The earlier definition recognised entities as a start-up till 5 (five) years from the date of their incorporation/registration. This definition was found restrictive and criticised by many entities. Now, vide the Notification, DIPP has eased this limit and entities are qualified to claim benefits under the Action Plan for up to 7 (seven) years from the date of their incorporation/registration. Further relaxation has been provided for entities in the biotechnology sector and they can avail benefits under the Action Plan for up to 10 (ten) years from the date of their incorporation/registration.
Devil is in the detail: Though this is a welcome move, entities in other sectors where the momentum of growth may be as slow or slower than in the biotechnology sector may find this relaxation unfair.
Relaxation in the registration process

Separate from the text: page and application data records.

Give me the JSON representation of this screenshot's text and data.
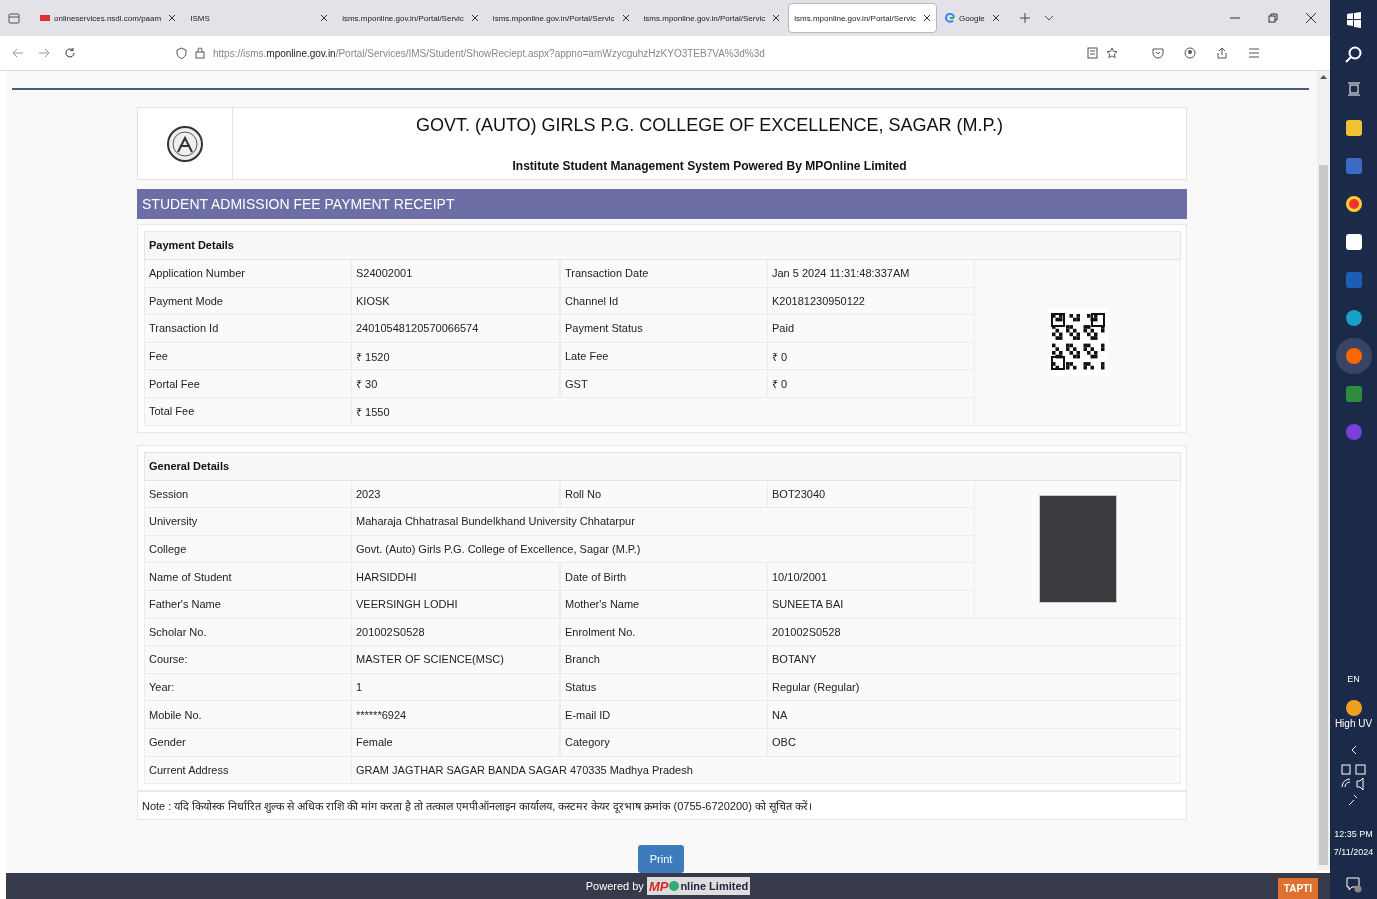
{
  "browser": {
    "tabs": [
      {
        "title": "onlineservices.nsdl.com/paam",
        "selected": false,
        "kind": "nsdl"
      },
      {
        "title": "ISMS",
        "selected": false,
        "kind": "plain"
      },
      {
        "title": "isms.mponline.gov.in/Portal/Servic",
        "selected": false,
        "kind": "plain"
      },
      {
        "title": "isms.mponline.gov.in/Portal/Servic",
        "selected": false,
        "kind": "plain"
      },
      {
        "title": "isms.mponline.gov.in/Portal/Servic",
        "selected": false,
        "kind": "plain"
      },
      {
        "title": "isms.mponline.gov.in/Portal/Servic",
        "selected": true,
        "kind": "plain"
      },
      {
        "title": "Google",
        "selected": false,
        "kind": "google"
      }
    ],
    "url_prefix": "https://isms.",
    "url_domain": "mponline.gov.in",
    "url_rest": "/Portal/Services/IMS/Student/ShowReciept.aspx?appno=amWzycguhzHzKYO3TEB7VA%3d%3d"
  },
  "header": {
    "title": "GOVT. (AUTO) GIRLS P.G. COLLEGE OF EXCELLENCE, SAGAR (M.P.)",
    "subtitle": "Institute Student Management System Powered By MPOnline Limited"
  },
  "receipt_title": "STUDENT ADMISSION FEE PAYMENT RECEIPT",
  "sections": [
    {
      "title": "Payment Details",
      "side": {
        "kind": "qr"
      },
      "side_rows": [
        {
          "cells": [
            "Application Number",
            "S24002001",
            "Transaction Date",
            "Jan 5 2024 11:31:48:337AM"
          ]
        },
        {
          "cells": [
            "Payment Mode",
            "KIOSK",
            "Channel Id",
            "K20181230950122"
          ]
        },
        {
          "cells": [
            "Transaction Id",
            "24010548120570066574",
            "Payment Status",
            "Paid"
          ]
        },
        {
          "cells": [
            "Fee",
            "₹ 1520",
            "Late Fee",
            "₹ 0"
          ]
        },
        {
          "cells": [
            "Portal Fee",
            "₹ 30",
            "GST",
            "₹ 0"
          ]
        },
        {
          "cells": [
            "Total Fee",
            "₹ 1550"
          ]
        }
      ]
    },
    {
      "title": "General Details",
      "side": {
        "kind": "photo"
      },
      "side_rows": [
        {
          "cells": [
            "Session",
            "2023",
            "Roll No",
            "BOT23040"
          ]
        },
        {
          "cells": [
            "University",
            "Maharaja Chhatrasal Bundelkhand University Chhatarpur"
          ]
        },
        {
          "cells": [
            "College",
            "Govt. (Auto) Girls P.G. College of Excellence, Sagar (M.P.)"
          ]
        },
        {
          "cells": [
            "Name of Student",
            "HARSIDDHI",
            "Date of Birth",
            "10/10/2001"
          ]
        },
        {
          "cells": [
            "Father's Name",
            "VEERSINGH LODHI",
            "Mother's Name",
            "SUNEETA BAI"
          ]
        }
      ],
      "rows": [
        {
          "cells": [
            "Scholar No.",
            "201002S0528",
            "Enrolment No.",
            "201002S0528"
          ]
        },
        {
          "cells": [
            "Course:",
            "MASTER OF SCIENCE(MSC)",
            "Branch",
            "BOTANY"
          ]
        },
        {
          "cells": [
            "Year:",
            "1",
            "Status",
            "Regular (Regular)"
          ]
        },
        {
          "cells": [
            "Mobile No.",
            "******6924",
            "E-mail ID",
            "NA"
          ]
        },
        {
          "cells": [
            "Gender",
            "Female",
            "Category",
            "OBC"
          ]
        },
        {
          "cells": [
            "Current Address",
            "GRAM JAGTHAR SAGAR BANDA SAGAR 470335 Madhya Pradesh"
          ]
        }
      ]
    }
  ],
  "note": "Note : यदि कियोस्क निर्धारित शुल्क से अधिक राशि की मांग करता है तो तत्काल एमपीऑनलाइन कार्यालय, कस्टमर केयर दूरभाष क्रमांक (0755-6720200) को सूचित करें।",
  "print_button": "Print",
  "footer": {
    "powered_by": "Powered by",
    "logo_mp": "MP",
    "logo_rest": "nline Limited",
    "tag": "TAPTI"
  },
  "taskbar": {
    "language": "EN",
    "weather": "High UV",
    "time": "12:35 PM",
    "date": "7/11/2024"
  }
}
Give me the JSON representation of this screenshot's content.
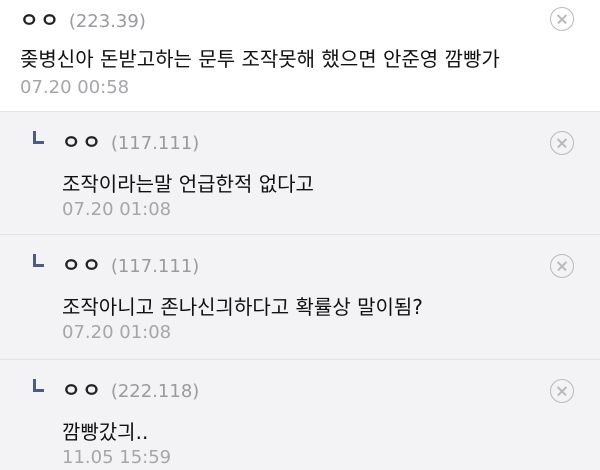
{
  "comments": [
    {
      "nickname": "ㅇㅇ",
      "ip": "(223.39)",
      "text": "좆병신아 돈받고하는 문투 조작못해 했으면 안준영 깜빵가",
      "date": "07.20 00:58"
    },
    {
      "nickname": "ㅇㅇ",
      "ip": "(117.111)",
      "text": "조작이라는말 언급한적 없다고",
      "date": "07.20 01:08"
    },
    {
      "nickname": "ㅇㅇ",
      "ip": "(117.111)",
      "text": "조작아니고 존나신긔하다고 확률상 말이됨?",
      "date": "07.20 01:08"
    },
    {
      "nickname": "ㅇㅇ",
      "ip": "(222.118)",
      "text": "깜빵갔긔..",
      "date": "11.05 15:59"
    }
  ],
  "icons": {
    "reply": "reply-arrow-icon",
    "delete": "close-circle-icon"
  },
  "colors": {
    "reply_mark": "#4f5a86",
    "meta_text": "#9a9a9f",
    "background": "#f3f3f5"
  }
}
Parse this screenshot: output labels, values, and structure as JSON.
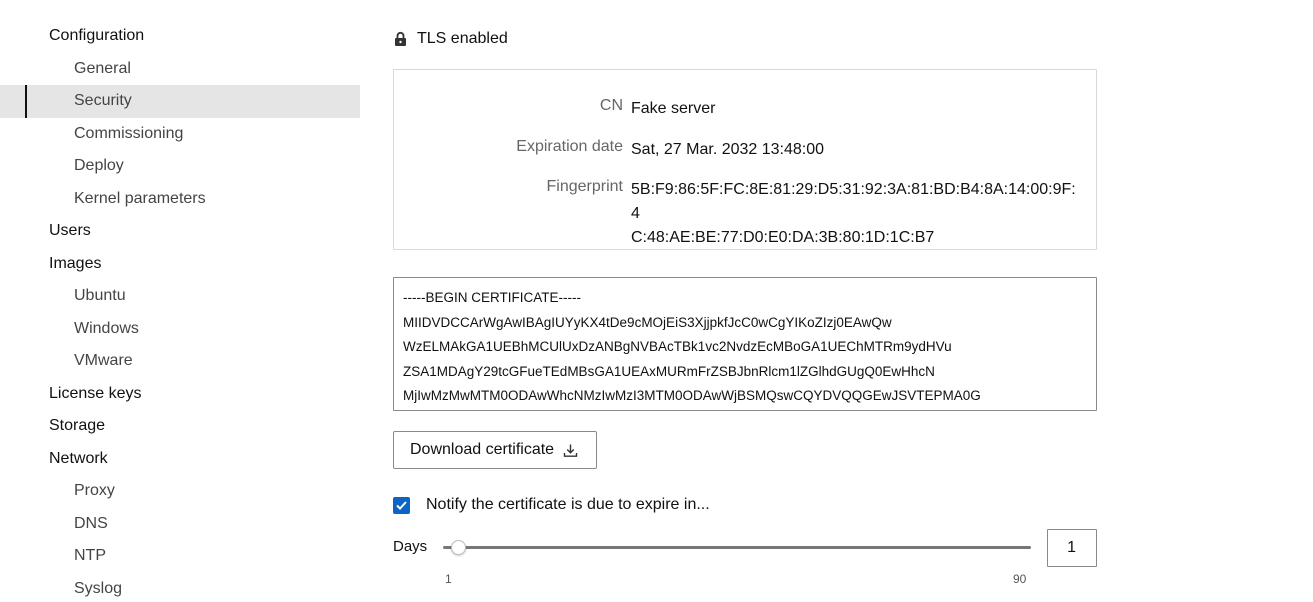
{
  "sidebar": {
    "items": [
      {
        "label": "Configuration",
        "level": "top",
        "active": false
      },
      {
        "label": "General",
        "level": "sub",
        "active": false
      },
      {
        "label": "Security",
        "level": "sub",
        "active": true
      },
      {
        "label": "Commissioning",
        "level": "sub",
        "active": false
      },
      {
        "label": "Deploy",
        "level": "sub",
        "active": false
      },
      {
        "label": "Kernel parameters",
        "level": "sub",
        "active": false
      },
      {
        "label": "Users",
        "level": "top",
        "active": false
      },
      {
        "label": "Images",
        "level": "top",
        "active": false
      },
      {
        "label": "Ubuntu",
        "level": "sub",
        "active": false
      },
      {
        "label": "Windows",
        "level": "sub",
        "active": false
      },
      {
        "label": "VMware",
        "level": "sub",
        "active": false
      },
      {
        "label": "License keys",
        "level": "top",
        "active": false
      },
      {
        "label": "Storage",
        "level": "top",
        "active": false
      },
      {
        "label": "Network",
        "level": "top",
        "active": false
      },
      {
        "label": "Proxy",
        "level": "sub",
        "active": false
      },
      {
        "label": "DNS",
        "level": "sub",
        "active": false
      },
      {
        "label": "NTP",
        "level": "sub",
        "active": false
      },
      {
        "label": "Syslog",
        "level": "sub",
        "active": false
      }
    ]
  },
  "tls": {
    "status_label": "TLS enabled",
    "icon": "lock-icon"
  },
  "certificate": {
    "cn_label": "CN",
    "cn_value": "Fake server",
    "expiration_label": "Expiration date",
    "expiration_value": "Sat, 27 Mar. 2032 13:48:00",
    "fingerprint_label": "Fingerprint",
    "fingerprint_line1": "5B:F9:86:5F:FC:8E:81:29:D5:31:92:3A:81:BD:B4:8A:14:00:9F:4",
    "fingerprint_line2": "C:48:AE:BE:77:D0:E0:DA:3B:80:1D:1C:B7",
    "pem_text": "-----BEGIN CERTIFICATE-----\nMIIDVDCCArWgAwIBAgIUYyKX4tDe9cMOjEiS3XjjpkfJcC0wCgYIKoZIzj0EAwQw\nWzELMAkGA1UEBhMCUlUxDzANBgNVBAcTBk1vc2NvdzEcMBoGA1UEChMTRm9ydHVu\nZSA1MDAgY29tcGFueTEdMBsGA1UEAxMURmFrZSBJbnRlcm1lZGlhdGUgQ0EwHhcN\nMjIwMzMwMTM0ODAwWhcNMzIwMzI3MTM0ODAwWjBSMQswCQYDVQQGEwJSVTEPMA0G"
  },
  "download": {
    "label": "Download certificate",
    "icon": "download-icon"
  },
  "notify": {
    "label": "Notify the certificate is due to expire in...",
    "checked": true,
    "accent_color": "#0b66c3"
  },
  "days": {
    "label": "Days",
    "value": "1",
    "min_label": "1",
    "max_label": "90",
    "min": 1,
    "max": 90
  }
}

Earlier, entities were required to furnish recommendation letters issued by specified incubators / specified letters of funding / proof of patent filed and published in the journal by the Indian Patent Office, towards being recognised as a start-up for the purposes of the Action Plan. Now, vide the Notification, the registration process has been simplified. Entities are only required to submit an online application on the DIPP mobile app/portal along with their certificate of incorporation/registration, a write-up about the nature of business highlighting how is it working towards innovation, development or improvement of products or processes or services, or its scalability in terms of employment generation or wealth creation and any other relevant details as may be required.
Devil is in the detail: This is a welcome move indeed. However, one will have to wait and see if these relaxations will have any detrimental effect by giving recognition to start-ups only based on a self-submitted ‘write-up’ about the nature of their business. Entities may seek professional help and submit superlative write-ups, but may not be able to practically uphold their business promises.
Extension of tax benefits
Earlier, under the Action Plan, start-ups could claim tax exemptions for any 3 (three) years out of first 5 (five) years of their incorporation/registration. Now, start-ups can claim tax exemptions for any 3 (three) years out of first 7 (seven) years of their incorporation. This had already been announced by the Finance Minister Arun Jaitley in his Budget Speech on 1 February 2017 and has now been notified vide the Notification.
Devil is in the detail: Start-up entities registered as partnership firms are excluded from being able to claim such tax exemptions. Further, requirement to obtain a certificate of an eligible business from the Inter-Ministerial Board of Certification as constituted by the DIPP remains.
These changes have been brought about by the government with a view to boost employment opportunities and enhance the start-up environment which seems to be undergoing a cooling-off period after its earlier boom. DIPP is of the view that these changes will further expand the start-up culture in India and create a way to build a nation of job creator rather than job seekers.